• [THE PROBLEM]: From the entries that follow, gather each line holding the word "title".

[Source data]
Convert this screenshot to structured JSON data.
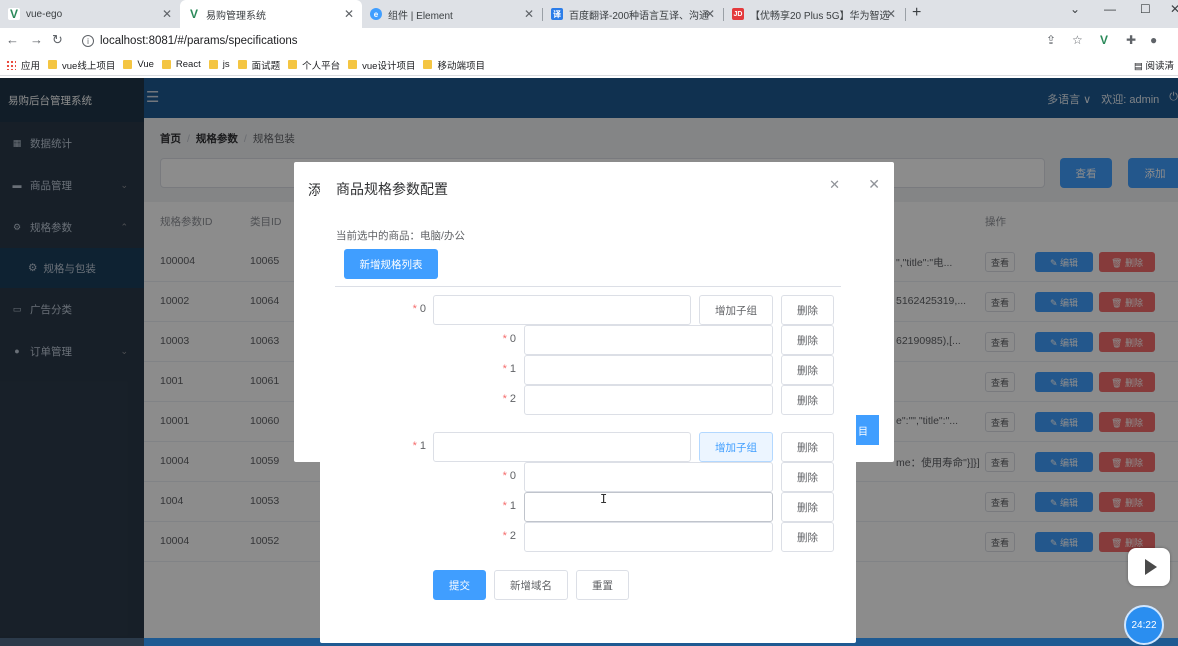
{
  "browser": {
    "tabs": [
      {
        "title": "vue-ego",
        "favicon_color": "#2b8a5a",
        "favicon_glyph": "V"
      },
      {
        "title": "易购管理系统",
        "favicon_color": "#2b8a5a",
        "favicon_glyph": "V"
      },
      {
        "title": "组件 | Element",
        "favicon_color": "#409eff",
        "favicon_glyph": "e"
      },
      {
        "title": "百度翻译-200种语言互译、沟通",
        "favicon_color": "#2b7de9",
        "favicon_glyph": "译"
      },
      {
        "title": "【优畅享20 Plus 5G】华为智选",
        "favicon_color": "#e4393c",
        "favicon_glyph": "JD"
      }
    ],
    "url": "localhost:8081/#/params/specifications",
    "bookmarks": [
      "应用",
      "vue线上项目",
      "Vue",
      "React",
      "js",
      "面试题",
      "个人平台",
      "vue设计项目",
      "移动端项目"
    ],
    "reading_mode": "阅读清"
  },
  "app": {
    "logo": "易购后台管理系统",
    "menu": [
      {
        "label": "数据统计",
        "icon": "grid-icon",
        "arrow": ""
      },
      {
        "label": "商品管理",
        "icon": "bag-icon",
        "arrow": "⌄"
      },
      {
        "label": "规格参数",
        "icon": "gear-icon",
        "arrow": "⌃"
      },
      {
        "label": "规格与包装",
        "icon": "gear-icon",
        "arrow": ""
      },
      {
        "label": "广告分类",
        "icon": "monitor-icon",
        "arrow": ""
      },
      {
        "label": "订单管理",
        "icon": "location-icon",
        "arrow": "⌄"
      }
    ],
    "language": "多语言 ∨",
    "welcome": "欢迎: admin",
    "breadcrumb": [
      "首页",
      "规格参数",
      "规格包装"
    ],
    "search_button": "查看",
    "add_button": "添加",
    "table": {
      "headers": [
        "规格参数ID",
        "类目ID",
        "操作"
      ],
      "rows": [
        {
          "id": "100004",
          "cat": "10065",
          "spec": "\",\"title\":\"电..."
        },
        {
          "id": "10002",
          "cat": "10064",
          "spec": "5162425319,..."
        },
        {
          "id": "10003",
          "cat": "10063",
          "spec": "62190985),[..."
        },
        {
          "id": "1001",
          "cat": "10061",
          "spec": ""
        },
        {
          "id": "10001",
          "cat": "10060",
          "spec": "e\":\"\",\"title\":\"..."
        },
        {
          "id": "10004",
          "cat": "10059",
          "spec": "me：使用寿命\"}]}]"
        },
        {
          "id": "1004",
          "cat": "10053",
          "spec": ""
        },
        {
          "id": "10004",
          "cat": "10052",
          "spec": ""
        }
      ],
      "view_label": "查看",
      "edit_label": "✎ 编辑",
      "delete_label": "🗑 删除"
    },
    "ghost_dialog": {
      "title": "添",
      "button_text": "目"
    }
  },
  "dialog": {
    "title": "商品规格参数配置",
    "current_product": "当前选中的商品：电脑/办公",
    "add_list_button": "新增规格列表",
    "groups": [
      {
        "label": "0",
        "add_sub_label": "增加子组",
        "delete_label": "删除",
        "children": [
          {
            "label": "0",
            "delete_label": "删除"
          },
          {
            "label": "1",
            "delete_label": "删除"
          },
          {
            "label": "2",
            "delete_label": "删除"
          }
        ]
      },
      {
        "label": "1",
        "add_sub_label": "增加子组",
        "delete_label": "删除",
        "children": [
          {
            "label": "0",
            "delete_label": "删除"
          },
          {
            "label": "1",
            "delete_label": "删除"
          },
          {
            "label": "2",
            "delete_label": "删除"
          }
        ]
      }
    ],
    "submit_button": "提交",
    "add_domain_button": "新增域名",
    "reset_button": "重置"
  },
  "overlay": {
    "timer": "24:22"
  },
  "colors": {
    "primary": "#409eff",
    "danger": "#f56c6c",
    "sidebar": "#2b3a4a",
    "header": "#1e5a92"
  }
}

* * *

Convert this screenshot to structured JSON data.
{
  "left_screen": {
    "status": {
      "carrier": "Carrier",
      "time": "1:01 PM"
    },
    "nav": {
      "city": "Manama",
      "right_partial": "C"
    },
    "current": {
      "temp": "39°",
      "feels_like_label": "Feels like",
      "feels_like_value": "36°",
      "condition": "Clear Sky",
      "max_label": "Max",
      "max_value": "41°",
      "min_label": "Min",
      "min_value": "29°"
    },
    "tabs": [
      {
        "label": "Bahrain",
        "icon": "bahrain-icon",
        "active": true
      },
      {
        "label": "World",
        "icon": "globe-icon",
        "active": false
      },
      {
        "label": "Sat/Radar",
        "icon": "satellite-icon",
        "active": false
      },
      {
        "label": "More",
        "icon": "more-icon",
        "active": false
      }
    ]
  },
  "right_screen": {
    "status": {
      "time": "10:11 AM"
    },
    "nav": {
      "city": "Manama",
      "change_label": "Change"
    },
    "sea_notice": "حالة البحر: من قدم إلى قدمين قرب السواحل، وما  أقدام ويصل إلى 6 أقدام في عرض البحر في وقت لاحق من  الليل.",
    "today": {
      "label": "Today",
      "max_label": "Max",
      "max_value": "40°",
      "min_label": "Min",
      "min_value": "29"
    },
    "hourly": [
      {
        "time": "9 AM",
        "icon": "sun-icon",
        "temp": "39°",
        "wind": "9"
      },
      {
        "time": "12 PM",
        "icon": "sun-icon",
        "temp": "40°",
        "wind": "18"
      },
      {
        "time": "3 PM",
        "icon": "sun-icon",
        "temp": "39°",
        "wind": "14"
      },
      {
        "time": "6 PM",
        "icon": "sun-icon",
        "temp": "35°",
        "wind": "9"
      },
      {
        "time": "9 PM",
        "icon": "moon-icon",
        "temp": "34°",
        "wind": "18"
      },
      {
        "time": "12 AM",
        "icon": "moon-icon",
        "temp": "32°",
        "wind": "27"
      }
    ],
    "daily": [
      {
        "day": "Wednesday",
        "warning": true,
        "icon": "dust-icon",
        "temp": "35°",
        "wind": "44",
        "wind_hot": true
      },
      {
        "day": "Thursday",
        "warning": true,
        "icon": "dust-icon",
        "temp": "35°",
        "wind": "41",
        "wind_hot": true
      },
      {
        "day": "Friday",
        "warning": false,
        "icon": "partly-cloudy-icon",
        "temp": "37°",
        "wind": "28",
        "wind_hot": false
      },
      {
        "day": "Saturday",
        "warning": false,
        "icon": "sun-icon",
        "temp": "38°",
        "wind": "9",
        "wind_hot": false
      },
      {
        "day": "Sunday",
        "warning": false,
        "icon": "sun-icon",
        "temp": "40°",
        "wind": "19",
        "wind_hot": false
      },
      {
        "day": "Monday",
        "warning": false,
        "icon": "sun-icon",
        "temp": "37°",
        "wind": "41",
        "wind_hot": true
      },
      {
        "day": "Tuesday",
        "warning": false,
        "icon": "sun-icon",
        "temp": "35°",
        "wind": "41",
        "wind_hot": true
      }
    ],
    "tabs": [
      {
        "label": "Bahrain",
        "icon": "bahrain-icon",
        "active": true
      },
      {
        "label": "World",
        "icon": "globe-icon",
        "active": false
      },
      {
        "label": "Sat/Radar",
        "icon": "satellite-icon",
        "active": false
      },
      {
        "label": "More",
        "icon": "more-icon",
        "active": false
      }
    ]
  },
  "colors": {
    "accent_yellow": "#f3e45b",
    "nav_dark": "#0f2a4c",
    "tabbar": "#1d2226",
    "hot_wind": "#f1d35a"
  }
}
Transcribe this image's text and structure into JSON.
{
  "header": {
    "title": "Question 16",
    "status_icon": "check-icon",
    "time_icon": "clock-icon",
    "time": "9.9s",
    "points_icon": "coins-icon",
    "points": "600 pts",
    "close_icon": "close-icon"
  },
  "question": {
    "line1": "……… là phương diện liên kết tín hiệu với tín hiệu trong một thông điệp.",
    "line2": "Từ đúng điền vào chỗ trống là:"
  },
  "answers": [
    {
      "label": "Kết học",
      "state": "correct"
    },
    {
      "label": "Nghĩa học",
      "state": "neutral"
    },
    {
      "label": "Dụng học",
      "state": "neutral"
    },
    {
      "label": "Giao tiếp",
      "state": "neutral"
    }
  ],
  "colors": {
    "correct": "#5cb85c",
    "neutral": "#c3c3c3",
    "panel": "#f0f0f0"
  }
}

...

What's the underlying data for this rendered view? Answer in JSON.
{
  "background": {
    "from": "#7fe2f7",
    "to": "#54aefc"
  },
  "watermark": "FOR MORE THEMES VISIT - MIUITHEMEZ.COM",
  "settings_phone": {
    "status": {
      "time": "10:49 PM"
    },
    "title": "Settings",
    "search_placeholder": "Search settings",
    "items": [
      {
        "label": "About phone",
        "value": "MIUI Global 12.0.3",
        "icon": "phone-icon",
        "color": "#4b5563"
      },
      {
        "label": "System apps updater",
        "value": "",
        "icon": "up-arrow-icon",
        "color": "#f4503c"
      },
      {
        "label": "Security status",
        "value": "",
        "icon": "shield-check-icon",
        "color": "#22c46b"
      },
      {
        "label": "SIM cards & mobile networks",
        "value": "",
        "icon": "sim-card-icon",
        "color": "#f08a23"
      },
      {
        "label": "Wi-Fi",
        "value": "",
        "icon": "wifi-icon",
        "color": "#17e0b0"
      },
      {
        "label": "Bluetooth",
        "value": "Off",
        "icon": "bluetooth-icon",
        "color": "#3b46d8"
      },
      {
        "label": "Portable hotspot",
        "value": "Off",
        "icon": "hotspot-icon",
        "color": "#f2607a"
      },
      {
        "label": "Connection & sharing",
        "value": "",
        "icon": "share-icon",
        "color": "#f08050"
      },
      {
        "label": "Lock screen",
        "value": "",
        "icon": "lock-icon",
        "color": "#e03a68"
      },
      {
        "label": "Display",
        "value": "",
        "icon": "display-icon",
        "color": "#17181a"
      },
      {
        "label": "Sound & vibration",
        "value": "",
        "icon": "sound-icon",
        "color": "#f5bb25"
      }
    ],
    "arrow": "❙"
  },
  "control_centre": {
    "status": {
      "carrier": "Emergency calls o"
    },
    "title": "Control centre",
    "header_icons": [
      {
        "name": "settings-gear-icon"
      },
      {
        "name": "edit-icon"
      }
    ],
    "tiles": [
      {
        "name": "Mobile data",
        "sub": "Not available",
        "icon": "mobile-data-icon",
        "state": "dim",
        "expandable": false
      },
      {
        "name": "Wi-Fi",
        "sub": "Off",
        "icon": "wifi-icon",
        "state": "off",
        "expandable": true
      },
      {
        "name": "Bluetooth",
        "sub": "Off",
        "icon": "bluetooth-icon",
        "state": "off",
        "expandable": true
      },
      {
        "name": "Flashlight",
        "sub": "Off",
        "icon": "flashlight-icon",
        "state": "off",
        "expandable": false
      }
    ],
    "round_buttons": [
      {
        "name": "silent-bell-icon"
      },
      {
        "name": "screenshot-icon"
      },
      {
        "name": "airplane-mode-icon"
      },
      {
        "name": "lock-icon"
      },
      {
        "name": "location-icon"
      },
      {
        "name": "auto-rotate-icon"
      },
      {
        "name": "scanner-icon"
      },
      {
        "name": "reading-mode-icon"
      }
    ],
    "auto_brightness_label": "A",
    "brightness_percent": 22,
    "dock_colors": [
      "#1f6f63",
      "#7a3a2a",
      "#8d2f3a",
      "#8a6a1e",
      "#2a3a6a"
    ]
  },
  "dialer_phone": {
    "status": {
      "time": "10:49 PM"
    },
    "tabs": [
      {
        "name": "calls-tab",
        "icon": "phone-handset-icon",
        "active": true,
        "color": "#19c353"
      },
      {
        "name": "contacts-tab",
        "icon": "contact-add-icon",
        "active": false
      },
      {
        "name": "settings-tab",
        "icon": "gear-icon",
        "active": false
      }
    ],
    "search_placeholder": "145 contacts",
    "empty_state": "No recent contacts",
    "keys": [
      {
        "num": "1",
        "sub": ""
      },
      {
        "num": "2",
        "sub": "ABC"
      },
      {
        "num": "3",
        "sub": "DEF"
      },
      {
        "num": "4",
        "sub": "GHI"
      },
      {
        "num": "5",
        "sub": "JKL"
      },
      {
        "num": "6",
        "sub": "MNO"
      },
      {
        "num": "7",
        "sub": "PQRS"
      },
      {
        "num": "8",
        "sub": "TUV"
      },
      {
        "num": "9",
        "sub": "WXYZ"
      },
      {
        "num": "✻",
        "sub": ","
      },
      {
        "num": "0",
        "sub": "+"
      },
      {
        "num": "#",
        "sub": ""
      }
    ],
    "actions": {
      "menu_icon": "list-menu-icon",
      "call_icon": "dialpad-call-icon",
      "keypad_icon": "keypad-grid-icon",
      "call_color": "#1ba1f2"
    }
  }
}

• [ANSWER SPACE]:
        "title": "vue-ego",
        "title": "易购管理系统",
        "title": "组件 | Element",
        "title": "百度翻译-200种语言互译、沟通",
        "title": "【优畅享20 Plus 5G】华为智选",
          "spec": "\",\"title\":\"电..."
          "spec": "e\":\"\",\"title\":\"..."
      "title": "添",
    "title": "商品规格参数配置",
    "title": "Question 16",
    "title": "Settings",
    "title": "Control centre",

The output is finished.